[Dataset rows for apps and sites]
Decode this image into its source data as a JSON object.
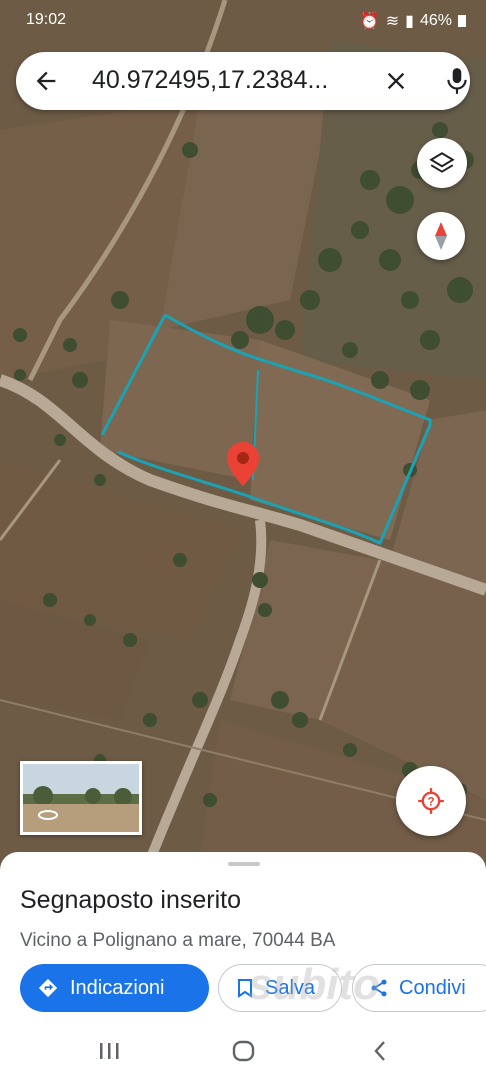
{
  "status_bar": {
    "time": "19:02",
    "battery": "46%"
  },
  "search": {
    "query": "40.972495,17.2384...",
    "icons": [
      "back-arrow-icon",
      "close-icon",
      "microphone-icon"
    ]
  },
  "map": {
    "controls": [
      "layers-icon",
      "compass-icon",
      "my-location-icon"
    ],
    "pin_color": "#ea4335",
    "boundary_color": "#19a3b5"
  },
  "place": {
    "title": "Segnaposto inserito",
    "address": "Vicino a Polignano a mare, 70044 BA"
  },
  "actions": {
    "directions": "Indicazioni",
    "save": "Salva",
    "share": "Condivi"
  },
  "watermark": "subito",
  "accent_color": "#1a73e8"
}
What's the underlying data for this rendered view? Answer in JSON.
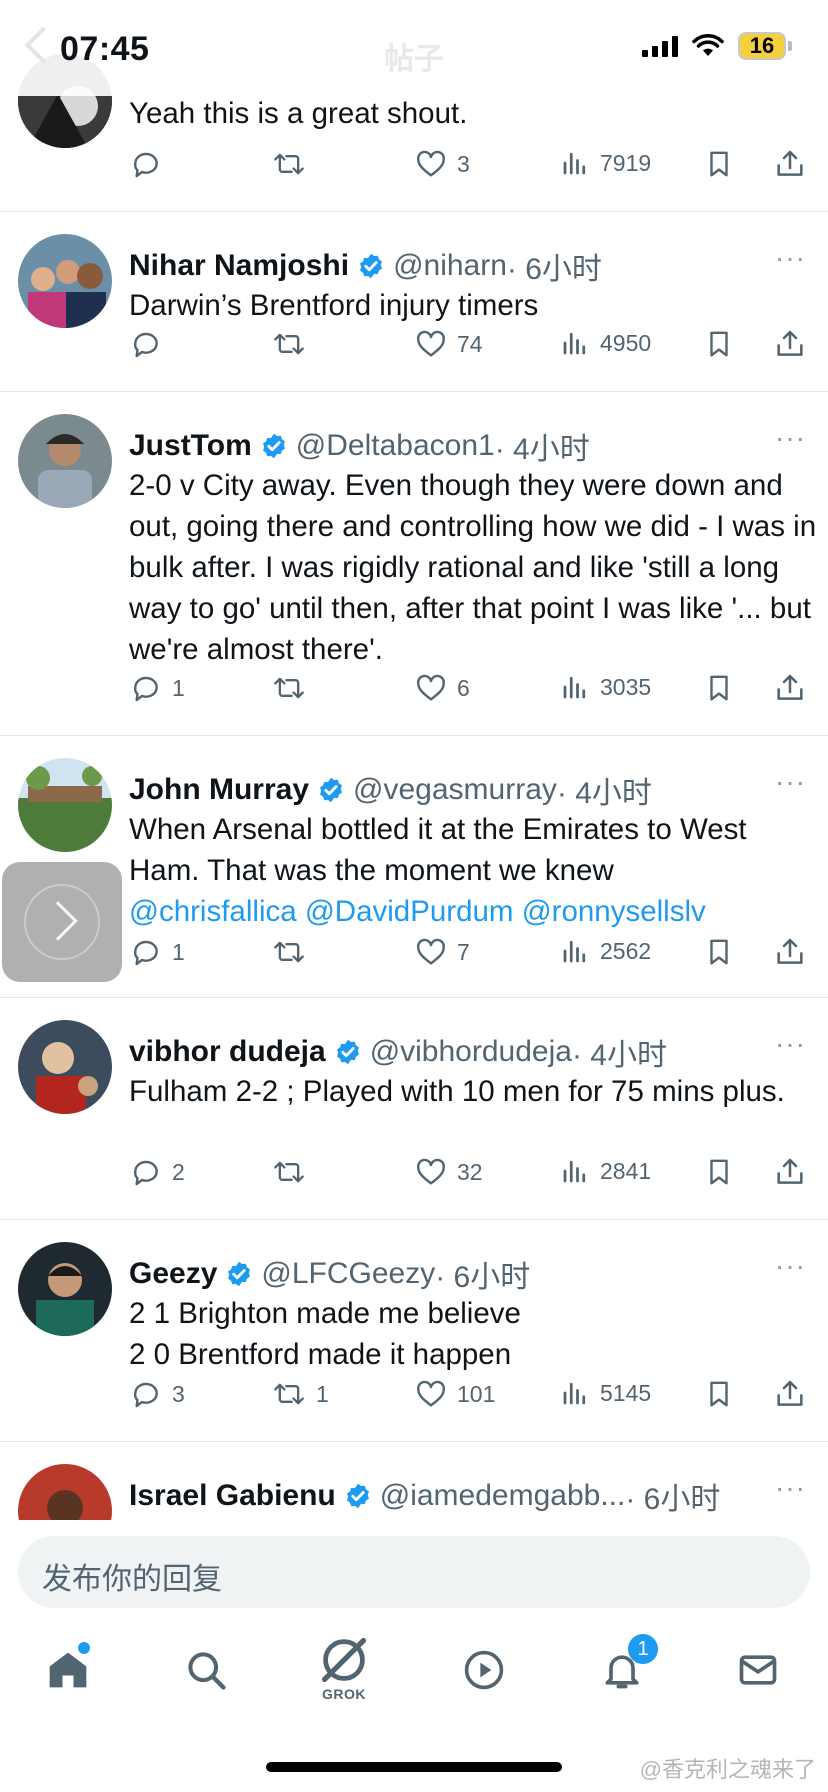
{
  "status": {
    "time": "07:45",
    "battery": "16",
    "ghost_title": "帖子"
  },
  "tweets": [
    {
      "text": "Yeah this is a great shout.",
      "replies": "",
      "retweets": "",
      "likes": "3",
      "views": "7919"
    },
    {
      "name": "Nihar Namjoshi",
      "handle": "@niharn",
      "time": "· 6小时",
      "text": "Darwin’s Brentford injury timers",
      "replies": "",
      "retweets": "",
      "likes": "74",
      "views": "4950"
    },
    {
      "name": "JustTom",
      "handle": "@Deltabacon1",
      "time": "· 4小时",
      "text": "2-0 v City away. Even though they were down and out, going there and controlling how we did - I was in bulk after. I was rigidly rational and like 'still a long way to go' until then, after that point I was like '... but we're almost there'.",
      "replies": "1",
      "retweets": "",
      "likes": "6",
      "views": "3035"
    },
    {
      "name": "John Murray",
      "handle": "@vegasmurray",
      "time": "· 4小时",
      "text": "When Arsenal bottled it at the Emirates to West Ham. That was the moment we knew",
      "mentions": "@chrisfallica @DavidPurdum @ronnysellslv",
      "replies": "1",
      "retweets": "",
      "likes": "7",
      "views": "2562"
    },
    {
      "name": "vibhor dudeja",
      "handle": "@vibhordudeja",
      "time": "· 4小时",
      "text": "Fulham 2-2 ; Played with 10 men for 75 mins plus.",
      "replies": "2",
      "retweets": "",
      "likes": "32",
      "views": "2841"
    },
    {
      "name": "Geezy",
      "handle": "@LFCGeezy",
      "time": "· 6小时",
      "text_line1": "2 1 Brighton made me believe",
      "text_line2": "2 0 Brentford made it happen",
      "replies": "3",
      "retweets": "1",
      "likes": "101",
      "views": "5145"
    },
    {
      "name": "Israel Gabienu",
      "handle": "@iamedemgabb...",
      "time": "· 6小时"
    }
  ],
  "more_label": "···",
  "reply_placeholder": "发布你的回复",
  "nav": {
    "grok_label": "GROK",
    "notifications_badge": "1"
  },
  "watermark": "@香克利之魂来了",
  "colors": {
    "accent": "#1d9bf0",
    "secondary_text": "#536471"
  }
}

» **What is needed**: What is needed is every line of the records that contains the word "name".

» **Written response**:
      "name": "Nihar Namjoshi",
      "name": "JustTom",
      "name": "John Murray",
      "name": "vibhor dudeja",
      "name": "Geezy",
      "name": "Israel Gabienu",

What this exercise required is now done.